━━━ Recorded information

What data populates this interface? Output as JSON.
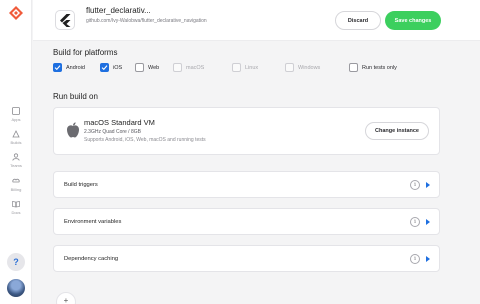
{
  "sidebar": {
    "items": [
      {
        "label": "Apps",
        "icon": "apps-icon"
      },
      {
        "label": "Builds",
        "icon": "builds-icon"
      },
      {
        "label": "Teams",
        "icon": "teams-icon"
      },
      {
        "label": "Billing",
        "icon": "billing-icon"
      },
      {
        "label": "Docs",
        "icon": "docs-icon"
      }
    ],
    "help_label": "?"
  },
  "header": {
    "app_title": "flutter_declarativ...",
    "repo": "github.com/Ivy-Walobwa/flutter_declarative_navigation",
    "discard_label": "Discard",
    "save_label": "Save changes"
  },
  "build_for": {
    "title": "Build for platforms",
    "platforms": [
      {
        "label": "Android",
        "checked": true,
        "enabled": true
      },
      {
        "label": "iOS",
        "checked": true,
        "enabled": true
      },
      {
        "label": "Web",
        "checked": false,
        "enabled": true
      },
      {
        "label": "macOS",
        "checked": false,
        "enabled": false
      },
      {
        "label": "Linux",
        "checked": false,
        "enabled": false
      },
      {
        "label": "Windows",
        "checked": false,
        "enabled": false
      },
      {
        "label": "Run tests only",
        "checked": false,
        "enabled": true
      }
    ]
  },
  "run_on": {
    "title": "Run build on",
    "vm_name": "macOS Standard VM",
    "vm_spec": "2.3GHz Quad Core / 8GB",
    "vm_support": "Supports Android, iOS, Web, macOS and running tests",
    "change_label": "Change instance"
  },
  "sections": [
    {
      "label": "Build triggers"
    },
    {
      "label": "Environment variables"
    },
    {
      "label": "Dependency caching"
    }
  ],
  "colors": {
    "accent": "#1e6fe0",
    "save": "#3ccf5e"
  }
}
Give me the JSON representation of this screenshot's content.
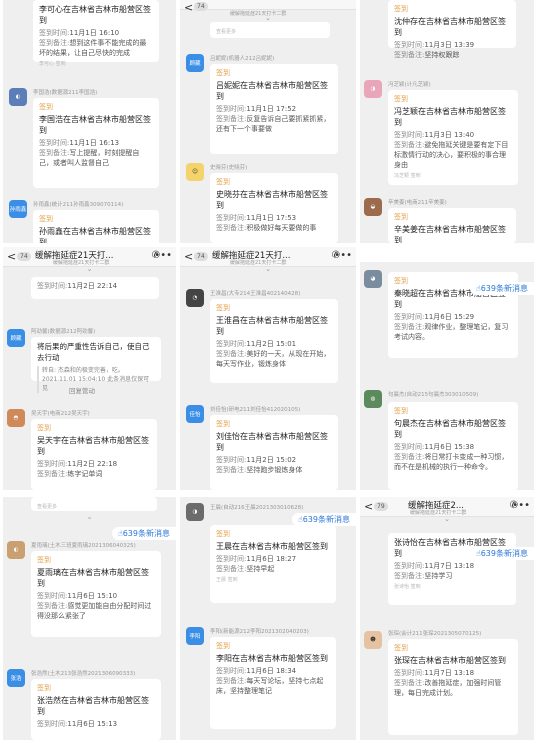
{
  "colors": {
    "accent_orange": "#e2a04a",
    "link_blue": "#2a77d8",
    "panel_bg": "#efefef"
  },
  "common": {
    "checkin_label": "签到",
    "time_label": "签到时间:",
    "note_label": "签到备注:",
    "more_link": "查看更多",
    "new_messages": "639条新消息",
    "chevron": "⌄",
    "back": "<",
    "phone_icon": "✆",
    "more_icon": "•••"
  },
  "panels": {
    "p1": {
      "b0": {
        "title": "李可心在吉林省吉林市船营区签到",
        "time": "11月1日 16:10",
        "note": "想到这件事不能完成的最坏的结果，让自己尽快的完成",
        "foot": "李可心 签到"
      },
      "b1": {
        "name": "李国浩(数据源211李国浩)",
        "title": "李国浩在吉林省吉林市船营区签到",
        "time": "11月1日 16:13",
        "note": "写上提醒，时刻提醒自己，或者叫人监督自己"
      },
      "b2": {
        "avatar": "孙雨鑫",
        "name": "孙雨鑫(统计211孙雨鑫309070114)",
        "title": "孙雨鑫在吉林省吉林市船营区签到"
      }
    },
    "p2": {
      "topbar": {
        "badge": "74",
        "title": "缓解拖延症",
        "sub": "缓解拖延症21天打卡二群"
      },
      "b0": {
        "avatar": "顾藏",
        "name": "吕妮妮(机器人212吕妮妮)",
        "title": "吕妮妮在吉林省吉林市船营区签到",
        "time": "11月1日 17:52",
        "note": "反复告诉自己要抓紧抓紧，还有下一个事要做"
      },
      "b1": {
        "name": "史晓芬(史晓芬)",
        "title": "史晓芬在吉林省吉林市船营区签到",
        "time": "11月1日 17:53",
        "note": "积极做好每天要做的事"
      }
    },
    "p3": {
      "b0": {
        "title": "沈仲存在吉林省吉林市船营区签到",
        "time": "11月3日 13:39",
        "note": "坚持权跟踪"
      },
      "b1": {
        "name": "冯芝颖(计凡芝颖)",
        "title": "冯芝颖在吉林省吉林市船营区签到",
        "time": "11月3日 13:40",
        "note": "避免拖延关键是要有定下目标激情行动的决心，要积极的事合理身由",
        "foot": "冯芝颖 签到"
      },
      "b2": {
        "name": "辛美姜(电商211辛美姜)",
        "title": "辛美姜在吉林省吉林市船营区签到"
      }
    },
    "p4": {
      "topbar": {
        "badge": "74",
        "title": "缓解拖延症21天打...",
        "sub": "缓解拖延症21天打卡二群"
      },
      "b0": {
        "time": "11月2日 22:14"
      },
      "sys": {
        "avatar": "顾藏",
        "name": "阿劲馨(数据源212阿劲馨)",
        "text": "将后果的严重性告诉自己，使自己去行动",
        "quote": "转自: 杰森和的极变完善，吃。2021.11.01 15:04:10 此条消息仅保可见"
      },
      "recall": "回复管动",
      "b1": {
        "name": "吴天宇(电商212吴天宇)",
        "title": "吴天宇在吉林省吉林市船营区签到",
        "time": "11月2日 22:18",
        "note": "练字记单词"
      }
    },
    "p5": {
      "topbar": {
        "badge": "74",
        "title": "缓解拖延症21天打...",
        "sub": "缓解拖延症21天打卡二群"
      },
      "b0": {
        "name": "王淮昌(大专214王淮昌402140428)",
        "title": "王淮昌在吉林省吉林市船营区签到",
        "time": "11月2日 15:01",
        "note": "美好的一天，从现在开始，每天写作业，锻炼身体"
      },
      "b1": {
        "avatar": "佳怡",
        "name": "刘佳怡(研电211刘佳怡412020105)",
        "title": "刘佳怡在吉林省吉林市船营区签到",
        "time": "11月2日 15:02",
        "note": "坚持跑步锻炼身体"
      }
    },
    "p6": {
      "b0": {
        "title": "秦晓超在吉林省吉林市船营区签到",
        "time": "11月6日 15:29",
        "note": "观律作业，整理笔记，复习考试内容。"
      },
      "b1": {
        "name": "句晨杰(自动215句晨杰303010509)",
        "title": "句晨杰在吉林省吉林市船营区签到",
        "time": "11月6日 15:38",
        "note": "将日常打卡变成一种习惯，而不在是机械的执行一种命令。"
      }
    },
    "p7": {
      "b0": {
        "name": "夏雨璃(土木三班夏雨璃2021306040325)",
        "title": "夏雨璃在吉林省吉林市船营区签到",
        "time": "11月6日 15:10",
        "note": "感觉更加能自由分配时间过得没那么紧张了"
      },
      "b1": {
        "avatar": "张浩",
        "name": "张浩然(土木213张浩然2021306090333)",
        "title": "张浩然在吉林省吉林市船营区签到",
        "time": "11月6日 15:13"
      }
    },
    "p8": {
      "b0": {
        "name": "王晨(自动216王晨2021303010628)",
        "title": "王晨在吉林省吉林市船营区签到",
        "time": "11月6日 18:27",
        "note": "坚持早起",
        "foot": "王晨 签到"
      },
      "b1": {
        "avatar": "李阳",
        "name": "李阳(新能源212李阳2021302040203)",
        "title": "李阳在吉林省吉林市船营区签到",
        "time": "11月6日 18:34",
        "note": "每天写论坛，坚持七点起床，坚持整理笔记"
      }
    },
    "p9": {
      "topbar": {
        "badge": "79",
        "title": "缓解拖延症2...",
        "sub": "缓解拖延症21天打卡二群"
      },
      "b0": {
        "title": "张诗怡在吉林省吉林市船营区签到",
        "time": "11月7日 13:18",
        "note": "坚持学习",
        "foot": "张诗怡 签到"
      },
      "b1": {
        "name": "张琛(会计211张琛2021305070125)",
        "title": "张琛在吉林省吉林市船营区签到",
        "time": "11月7日 13:18",
        "note": "改善拖延症，加强时间管理，每日完成计划。"
      }
    }
  }
}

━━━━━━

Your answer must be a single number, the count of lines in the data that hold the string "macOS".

3